The trainings are largely based off of the Smallholder Agricultural Market Support (SAMS) Guidance, which Tanager helped the WFP to develop back in 2017. Like the guidance, the trainings are designed to be both flexible and specific: we can’t anticipate every situation in every country that could occur in the future, but we also know that if we just provide general statements then it’s not really good guidance. That being said, one of the main things we consider when preparing for a training is how much experience country offices have with smallholder programming, since we want to provide information that is both relevant and applicable. We’ve facilitated training sessions for both individual country offices as well as for regional bureaus.
Today is National Farmers Day in India, an important time to reflect on the plight of the rural farmer and examine how Tanager is working to improve social and economic conditions in rural communities. In the Indian economy agricultural accounts for 18% of the country’s GDP, employing roughly 50% of the country’s workforce. In most of the cases farmers in India work less than an acre of land and rarely own more than 2 acres. These smallholder farmers face a unique set of challenges that Tanager works to address through our co-created projects in India. To understand how Tanager co-creates projects help to improve economic and social outcomes for these farmers, we must first understand the challenges of smallholder farming in India.

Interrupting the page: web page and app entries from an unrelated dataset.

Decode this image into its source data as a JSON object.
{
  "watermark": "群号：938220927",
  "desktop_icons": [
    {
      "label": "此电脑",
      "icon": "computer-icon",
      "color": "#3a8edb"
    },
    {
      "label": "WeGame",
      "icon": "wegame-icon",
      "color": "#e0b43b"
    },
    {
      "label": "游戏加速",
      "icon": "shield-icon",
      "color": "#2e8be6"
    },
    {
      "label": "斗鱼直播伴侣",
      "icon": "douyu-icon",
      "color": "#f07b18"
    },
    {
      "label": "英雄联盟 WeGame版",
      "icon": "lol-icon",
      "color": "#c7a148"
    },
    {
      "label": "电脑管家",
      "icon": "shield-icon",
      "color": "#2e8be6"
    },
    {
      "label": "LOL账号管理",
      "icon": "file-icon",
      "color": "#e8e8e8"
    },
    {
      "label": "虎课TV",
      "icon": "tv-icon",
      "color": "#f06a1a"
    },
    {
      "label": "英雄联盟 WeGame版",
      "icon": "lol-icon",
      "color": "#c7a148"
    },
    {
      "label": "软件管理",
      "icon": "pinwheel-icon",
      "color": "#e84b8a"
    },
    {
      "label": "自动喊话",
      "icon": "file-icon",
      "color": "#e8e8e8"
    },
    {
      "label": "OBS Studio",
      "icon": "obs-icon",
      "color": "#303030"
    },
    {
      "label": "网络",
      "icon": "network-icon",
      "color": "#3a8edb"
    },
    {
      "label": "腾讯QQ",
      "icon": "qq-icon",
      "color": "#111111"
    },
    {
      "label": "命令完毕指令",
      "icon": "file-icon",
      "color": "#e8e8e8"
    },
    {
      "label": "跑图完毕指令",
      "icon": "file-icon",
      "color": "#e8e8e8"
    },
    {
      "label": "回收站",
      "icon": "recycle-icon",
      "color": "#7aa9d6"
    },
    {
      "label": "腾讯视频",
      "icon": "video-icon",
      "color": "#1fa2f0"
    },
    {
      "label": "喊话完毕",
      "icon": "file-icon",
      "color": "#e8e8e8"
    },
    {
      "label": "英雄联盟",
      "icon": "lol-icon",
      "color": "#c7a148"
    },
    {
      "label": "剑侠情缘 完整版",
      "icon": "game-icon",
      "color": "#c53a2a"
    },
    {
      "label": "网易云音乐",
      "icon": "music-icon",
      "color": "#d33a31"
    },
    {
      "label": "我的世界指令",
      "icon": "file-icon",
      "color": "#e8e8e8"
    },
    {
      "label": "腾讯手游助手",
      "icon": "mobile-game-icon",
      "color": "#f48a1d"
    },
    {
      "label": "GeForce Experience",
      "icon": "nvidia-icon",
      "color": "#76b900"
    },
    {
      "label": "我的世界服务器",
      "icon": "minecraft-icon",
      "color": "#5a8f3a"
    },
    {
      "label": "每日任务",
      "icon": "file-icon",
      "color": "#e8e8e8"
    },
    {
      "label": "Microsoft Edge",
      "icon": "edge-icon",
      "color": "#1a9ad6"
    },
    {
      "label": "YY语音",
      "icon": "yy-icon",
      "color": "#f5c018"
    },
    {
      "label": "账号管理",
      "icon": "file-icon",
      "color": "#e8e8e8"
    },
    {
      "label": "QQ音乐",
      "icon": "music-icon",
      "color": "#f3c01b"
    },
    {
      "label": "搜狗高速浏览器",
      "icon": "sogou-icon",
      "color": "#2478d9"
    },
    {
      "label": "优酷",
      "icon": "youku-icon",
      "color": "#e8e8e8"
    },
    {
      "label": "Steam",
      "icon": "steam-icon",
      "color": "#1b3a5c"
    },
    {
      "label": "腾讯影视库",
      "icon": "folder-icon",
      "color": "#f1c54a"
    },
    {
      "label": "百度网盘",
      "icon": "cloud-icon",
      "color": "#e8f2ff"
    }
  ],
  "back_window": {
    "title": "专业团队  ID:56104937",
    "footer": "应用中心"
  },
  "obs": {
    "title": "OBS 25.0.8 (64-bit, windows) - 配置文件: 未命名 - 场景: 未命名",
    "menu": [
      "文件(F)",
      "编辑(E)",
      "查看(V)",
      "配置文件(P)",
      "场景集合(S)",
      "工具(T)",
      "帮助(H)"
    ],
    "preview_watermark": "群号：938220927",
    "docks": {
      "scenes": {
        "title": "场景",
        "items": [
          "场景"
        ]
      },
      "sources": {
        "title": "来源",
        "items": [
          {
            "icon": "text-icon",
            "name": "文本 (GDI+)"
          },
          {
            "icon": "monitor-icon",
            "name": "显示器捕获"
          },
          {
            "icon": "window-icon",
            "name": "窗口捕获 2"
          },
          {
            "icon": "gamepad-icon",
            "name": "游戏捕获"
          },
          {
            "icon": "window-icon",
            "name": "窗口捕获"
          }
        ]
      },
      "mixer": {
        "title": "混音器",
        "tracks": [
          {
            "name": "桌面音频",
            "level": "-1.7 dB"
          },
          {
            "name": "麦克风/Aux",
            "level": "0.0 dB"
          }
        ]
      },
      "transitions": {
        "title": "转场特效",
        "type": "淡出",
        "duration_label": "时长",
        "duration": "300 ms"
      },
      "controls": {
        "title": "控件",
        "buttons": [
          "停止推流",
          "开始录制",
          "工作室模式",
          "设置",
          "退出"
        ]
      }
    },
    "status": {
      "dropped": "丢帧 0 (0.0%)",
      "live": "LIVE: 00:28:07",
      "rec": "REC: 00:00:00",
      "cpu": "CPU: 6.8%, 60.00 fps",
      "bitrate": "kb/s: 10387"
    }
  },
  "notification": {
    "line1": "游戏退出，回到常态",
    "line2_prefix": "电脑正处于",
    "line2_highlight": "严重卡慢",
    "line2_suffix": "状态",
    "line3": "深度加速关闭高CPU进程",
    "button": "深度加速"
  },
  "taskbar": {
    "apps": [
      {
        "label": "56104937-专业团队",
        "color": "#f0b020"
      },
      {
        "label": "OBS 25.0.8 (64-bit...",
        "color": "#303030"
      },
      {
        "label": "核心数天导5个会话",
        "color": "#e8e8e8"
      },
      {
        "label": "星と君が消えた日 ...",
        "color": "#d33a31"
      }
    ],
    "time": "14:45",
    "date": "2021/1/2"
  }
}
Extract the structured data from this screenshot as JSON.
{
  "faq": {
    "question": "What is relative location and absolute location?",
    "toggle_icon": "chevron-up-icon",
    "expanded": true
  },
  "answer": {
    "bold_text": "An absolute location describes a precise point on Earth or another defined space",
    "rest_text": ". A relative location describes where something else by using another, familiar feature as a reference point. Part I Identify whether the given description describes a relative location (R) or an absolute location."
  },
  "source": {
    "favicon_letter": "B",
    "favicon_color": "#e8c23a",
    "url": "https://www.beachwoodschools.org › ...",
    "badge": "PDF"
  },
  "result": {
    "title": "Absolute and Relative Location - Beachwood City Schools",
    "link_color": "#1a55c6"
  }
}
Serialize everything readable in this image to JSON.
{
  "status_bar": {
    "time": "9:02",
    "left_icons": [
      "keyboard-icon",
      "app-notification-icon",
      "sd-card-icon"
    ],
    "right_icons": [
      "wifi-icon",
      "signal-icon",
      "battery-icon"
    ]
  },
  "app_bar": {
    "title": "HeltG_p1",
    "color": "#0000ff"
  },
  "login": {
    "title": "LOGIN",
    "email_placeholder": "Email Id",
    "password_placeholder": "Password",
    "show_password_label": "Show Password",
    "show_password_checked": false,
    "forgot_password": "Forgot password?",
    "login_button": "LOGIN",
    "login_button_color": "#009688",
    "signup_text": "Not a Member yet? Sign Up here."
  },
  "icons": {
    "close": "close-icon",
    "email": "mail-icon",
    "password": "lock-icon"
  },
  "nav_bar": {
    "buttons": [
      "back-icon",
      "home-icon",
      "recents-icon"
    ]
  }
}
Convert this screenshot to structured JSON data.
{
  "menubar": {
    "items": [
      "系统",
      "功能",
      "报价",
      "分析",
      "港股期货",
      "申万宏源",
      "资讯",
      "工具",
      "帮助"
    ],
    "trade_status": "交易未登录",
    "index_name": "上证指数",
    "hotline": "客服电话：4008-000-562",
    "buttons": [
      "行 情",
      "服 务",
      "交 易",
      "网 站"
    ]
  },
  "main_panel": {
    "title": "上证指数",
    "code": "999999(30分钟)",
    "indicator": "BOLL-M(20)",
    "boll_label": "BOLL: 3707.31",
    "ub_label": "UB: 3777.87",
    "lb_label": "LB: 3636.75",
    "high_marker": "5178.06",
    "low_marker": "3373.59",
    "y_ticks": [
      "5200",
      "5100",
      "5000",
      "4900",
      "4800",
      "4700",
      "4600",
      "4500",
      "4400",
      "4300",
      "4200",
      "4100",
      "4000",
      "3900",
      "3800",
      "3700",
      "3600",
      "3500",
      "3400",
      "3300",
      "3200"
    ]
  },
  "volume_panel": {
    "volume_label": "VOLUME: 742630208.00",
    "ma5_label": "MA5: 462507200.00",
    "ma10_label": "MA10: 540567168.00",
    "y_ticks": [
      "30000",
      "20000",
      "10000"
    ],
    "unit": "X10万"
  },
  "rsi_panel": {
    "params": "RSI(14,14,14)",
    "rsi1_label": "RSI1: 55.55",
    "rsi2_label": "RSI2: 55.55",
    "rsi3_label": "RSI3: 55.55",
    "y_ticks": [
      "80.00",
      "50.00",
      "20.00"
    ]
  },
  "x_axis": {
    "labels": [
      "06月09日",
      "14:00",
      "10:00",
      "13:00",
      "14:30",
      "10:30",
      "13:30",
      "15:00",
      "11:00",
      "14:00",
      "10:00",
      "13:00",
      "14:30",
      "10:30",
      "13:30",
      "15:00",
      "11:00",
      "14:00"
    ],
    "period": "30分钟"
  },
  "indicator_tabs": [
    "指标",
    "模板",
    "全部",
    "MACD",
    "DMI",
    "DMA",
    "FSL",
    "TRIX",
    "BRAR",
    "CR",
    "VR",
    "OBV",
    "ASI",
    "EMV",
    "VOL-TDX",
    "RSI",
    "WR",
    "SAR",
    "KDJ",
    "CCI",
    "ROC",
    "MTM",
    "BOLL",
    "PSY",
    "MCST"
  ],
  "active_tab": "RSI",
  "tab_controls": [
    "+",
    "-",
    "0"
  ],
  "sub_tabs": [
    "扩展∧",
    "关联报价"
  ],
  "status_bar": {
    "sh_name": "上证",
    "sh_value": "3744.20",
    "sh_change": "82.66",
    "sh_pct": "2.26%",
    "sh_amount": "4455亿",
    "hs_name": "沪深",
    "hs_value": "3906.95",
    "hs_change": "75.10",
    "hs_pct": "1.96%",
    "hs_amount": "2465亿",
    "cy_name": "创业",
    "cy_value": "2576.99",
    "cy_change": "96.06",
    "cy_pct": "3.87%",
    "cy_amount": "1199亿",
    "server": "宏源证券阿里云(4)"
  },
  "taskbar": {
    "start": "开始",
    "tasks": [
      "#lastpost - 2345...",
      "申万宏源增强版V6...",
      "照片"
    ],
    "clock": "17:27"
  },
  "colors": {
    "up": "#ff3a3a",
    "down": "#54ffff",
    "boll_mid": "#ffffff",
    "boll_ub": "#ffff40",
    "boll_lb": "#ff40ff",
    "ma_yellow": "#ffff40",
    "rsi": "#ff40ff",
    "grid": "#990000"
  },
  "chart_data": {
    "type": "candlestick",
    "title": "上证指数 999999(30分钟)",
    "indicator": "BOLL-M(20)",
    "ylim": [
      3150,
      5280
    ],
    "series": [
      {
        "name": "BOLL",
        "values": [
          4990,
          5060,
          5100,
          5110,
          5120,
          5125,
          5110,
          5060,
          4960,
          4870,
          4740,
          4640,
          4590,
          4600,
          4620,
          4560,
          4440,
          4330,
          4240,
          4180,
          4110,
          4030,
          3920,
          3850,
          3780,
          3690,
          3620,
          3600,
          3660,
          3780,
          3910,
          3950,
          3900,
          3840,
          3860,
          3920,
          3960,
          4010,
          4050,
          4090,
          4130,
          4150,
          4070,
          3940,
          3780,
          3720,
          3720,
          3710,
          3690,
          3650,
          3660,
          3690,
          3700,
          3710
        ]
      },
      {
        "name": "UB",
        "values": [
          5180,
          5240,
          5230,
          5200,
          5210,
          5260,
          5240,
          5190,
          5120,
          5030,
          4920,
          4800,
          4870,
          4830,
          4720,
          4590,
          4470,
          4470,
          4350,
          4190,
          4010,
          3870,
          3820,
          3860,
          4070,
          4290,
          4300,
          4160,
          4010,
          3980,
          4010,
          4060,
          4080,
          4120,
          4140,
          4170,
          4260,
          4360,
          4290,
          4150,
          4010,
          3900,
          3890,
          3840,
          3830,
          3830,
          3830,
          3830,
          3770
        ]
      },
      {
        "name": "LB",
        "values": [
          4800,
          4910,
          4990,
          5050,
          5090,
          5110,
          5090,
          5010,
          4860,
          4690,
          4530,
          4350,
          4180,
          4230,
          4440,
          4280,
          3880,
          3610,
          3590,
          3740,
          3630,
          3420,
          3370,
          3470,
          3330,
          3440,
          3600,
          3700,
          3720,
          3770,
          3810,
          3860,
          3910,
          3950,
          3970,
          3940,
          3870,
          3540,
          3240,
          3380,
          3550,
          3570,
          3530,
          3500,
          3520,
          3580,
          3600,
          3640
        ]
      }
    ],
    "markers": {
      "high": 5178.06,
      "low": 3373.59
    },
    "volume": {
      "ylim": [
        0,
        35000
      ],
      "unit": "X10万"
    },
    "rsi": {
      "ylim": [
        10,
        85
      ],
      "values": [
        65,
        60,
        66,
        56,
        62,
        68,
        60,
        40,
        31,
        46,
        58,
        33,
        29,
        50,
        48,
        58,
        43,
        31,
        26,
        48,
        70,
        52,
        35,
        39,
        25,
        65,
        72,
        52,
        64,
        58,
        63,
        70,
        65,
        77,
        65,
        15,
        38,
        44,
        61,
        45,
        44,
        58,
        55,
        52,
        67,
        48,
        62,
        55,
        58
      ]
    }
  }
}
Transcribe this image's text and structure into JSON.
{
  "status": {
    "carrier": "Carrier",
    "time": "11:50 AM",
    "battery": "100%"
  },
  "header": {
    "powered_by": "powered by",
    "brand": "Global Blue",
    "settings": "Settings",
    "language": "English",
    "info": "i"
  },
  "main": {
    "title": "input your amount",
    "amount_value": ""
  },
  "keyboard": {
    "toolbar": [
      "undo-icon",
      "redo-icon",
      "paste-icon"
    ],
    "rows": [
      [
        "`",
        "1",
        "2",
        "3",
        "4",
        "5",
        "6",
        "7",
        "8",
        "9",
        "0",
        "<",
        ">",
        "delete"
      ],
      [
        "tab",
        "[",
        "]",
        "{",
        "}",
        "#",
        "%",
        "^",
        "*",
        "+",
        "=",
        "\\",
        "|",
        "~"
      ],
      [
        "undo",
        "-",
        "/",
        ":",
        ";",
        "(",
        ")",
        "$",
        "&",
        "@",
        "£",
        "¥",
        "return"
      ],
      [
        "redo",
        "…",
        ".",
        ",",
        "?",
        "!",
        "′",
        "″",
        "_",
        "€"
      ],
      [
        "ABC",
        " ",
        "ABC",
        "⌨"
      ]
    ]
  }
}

2019 was a year of incredible achievement and impact for the people, communities, and businesses that Tanager works with across the globe. With activities that positively impact over 105 thousand people worldwide, Tanager’s work won multiple awards, we collaborated on leading industry reports on sustainable agriculture, increased women’s market inclusion across the continent of Africa, improved nutrition outcomes for households, and continued to be an industry leader in the field of sustainable agriculture.
For much of the world, the real face of poverty is a smallholder farmer. According to the FAO, of the 2.5 billion people living directly from food or agriculture sectors in poor countries, 1.5 billion of them are smallholder farmers, with about 65% of those living in extreme poverty and over 50% being classified as moderate poor (1). Recent SDG 1 projections indicate that 6% of the world’s population will still be living in extreme poverty in 2030 if current trends continue.
How do we bridge the gap towards achieving an end to poverty?